  • Road - 25mm clincher tires on 20mm road rims at 70/80 front/rear
  • Gravel/'cross - 40mm tubeless tires on 24mm rims at 32/34 front/rear
  • MTB (hardtail 29er) - 2.25" tubeless tires on 24mm rims at 26/28 psi front/rear
These pressures provide a comfortable ride, but I don't have to worry about bottoming out.

Handlebar tape can make a huge difference. My preference for road and gravel is double wrapping, with a layer of cork tape as the base (whatever brand I find on sale) with Cannondale Synapse tape as the outer layer. The Synapse tape is made from EVA, which is more rubbery than cork, providing much better vibration damping and better grip as well. It also turns out to be very durable; the tape on my road bike is at least 4 years old and is still in good shape.

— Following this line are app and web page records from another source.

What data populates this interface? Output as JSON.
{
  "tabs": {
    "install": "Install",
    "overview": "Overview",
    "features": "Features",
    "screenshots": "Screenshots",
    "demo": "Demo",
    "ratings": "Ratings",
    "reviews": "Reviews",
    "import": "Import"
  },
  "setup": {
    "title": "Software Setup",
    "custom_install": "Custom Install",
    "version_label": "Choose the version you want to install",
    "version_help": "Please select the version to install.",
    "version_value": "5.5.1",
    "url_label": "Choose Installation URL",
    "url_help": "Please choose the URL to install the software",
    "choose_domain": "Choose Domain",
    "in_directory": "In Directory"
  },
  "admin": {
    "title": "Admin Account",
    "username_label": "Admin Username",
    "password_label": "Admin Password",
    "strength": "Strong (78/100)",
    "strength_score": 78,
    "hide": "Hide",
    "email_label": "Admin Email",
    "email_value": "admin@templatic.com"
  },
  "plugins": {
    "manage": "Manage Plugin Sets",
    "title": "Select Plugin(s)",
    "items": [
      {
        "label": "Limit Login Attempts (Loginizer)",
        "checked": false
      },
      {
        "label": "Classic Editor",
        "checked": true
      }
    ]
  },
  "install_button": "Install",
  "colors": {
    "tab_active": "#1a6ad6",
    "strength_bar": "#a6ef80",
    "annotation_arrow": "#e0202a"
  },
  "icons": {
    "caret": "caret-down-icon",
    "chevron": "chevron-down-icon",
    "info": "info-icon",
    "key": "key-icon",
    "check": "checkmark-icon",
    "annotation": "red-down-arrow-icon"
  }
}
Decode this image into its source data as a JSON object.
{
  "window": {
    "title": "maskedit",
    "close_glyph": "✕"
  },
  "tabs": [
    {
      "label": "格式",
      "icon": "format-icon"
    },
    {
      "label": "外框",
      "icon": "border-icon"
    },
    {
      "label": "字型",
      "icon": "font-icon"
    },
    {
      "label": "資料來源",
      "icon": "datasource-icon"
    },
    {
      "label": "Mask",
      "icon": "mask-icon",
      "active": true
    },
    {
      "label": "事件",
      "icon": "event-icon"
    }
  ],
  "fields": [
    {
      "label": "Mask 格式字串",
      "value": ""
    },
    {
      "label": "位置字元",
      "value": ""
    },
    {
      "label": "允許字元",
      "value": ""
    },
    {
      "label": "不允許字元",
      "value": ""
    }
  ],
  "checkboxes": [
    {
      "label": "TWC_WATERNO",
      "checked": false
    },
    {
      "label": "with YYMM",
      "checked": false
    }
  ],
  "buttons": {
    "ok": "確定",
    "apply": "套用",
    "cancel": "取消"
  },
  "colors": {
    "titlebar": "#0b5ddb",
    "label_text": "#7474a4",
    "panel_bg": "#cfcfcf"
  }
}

While we're on the topic of bars, there are a couple of consideration for the bars themselves. While carbon bars are highly touted for their vibration damping ability, they're most effective at frequencies that are much higher than what we experience on the road or trail. They also tend to be extremely rigid, which prevents them from absorbing bumps to any useful degree. The end result is front end that is just plain harsh. For these reasons, I prefer aluminum bars, as they typically have a degree of flex that helps with bump absorption. The aforementioned tape system takes care of vibration damping.

Another key item in front-end vibration damping is gloves. Padding here definitely helps.

At the back end, there are several types of seatposts that are designed to aid in bump absorption and vibration damping. They all work to varying degrees. Saddle choice makes a huge difference, too. While I like my road saddles to be narrow with thin padding, for gravel and MTB I use TT/Tri saddles that have a wider, padded nose, a deep relief groove (or cutout) and a bit more generous padding. That takes much of the sting out of a stiff frame on bumps, absorbs vibration well and the Lycra cover on the nose of the saddles I use makes it easier to slide on and off.

Hopefully these ideas will work for some of you, too.
0
cmcalpin

Member
Registered:
Posts: 43
Reply with quote  #19 
Quote:
Originally Posted by ljsmith
It certainly would be simpler, but no where near as effective.  Trek and Specialized have both tried things like this with Zertz and Buzz kill, but these turned out to be more gimmicky than functional.


Interesting. I never knew that but thanks for informing me.

__________________
SWIG Tour
SW Iowa's premier gravel ride
0
Previous Topic | Next Topic
Print
Reply

Quick Navigation:

Easily create a Forum Website with Website Toolbox.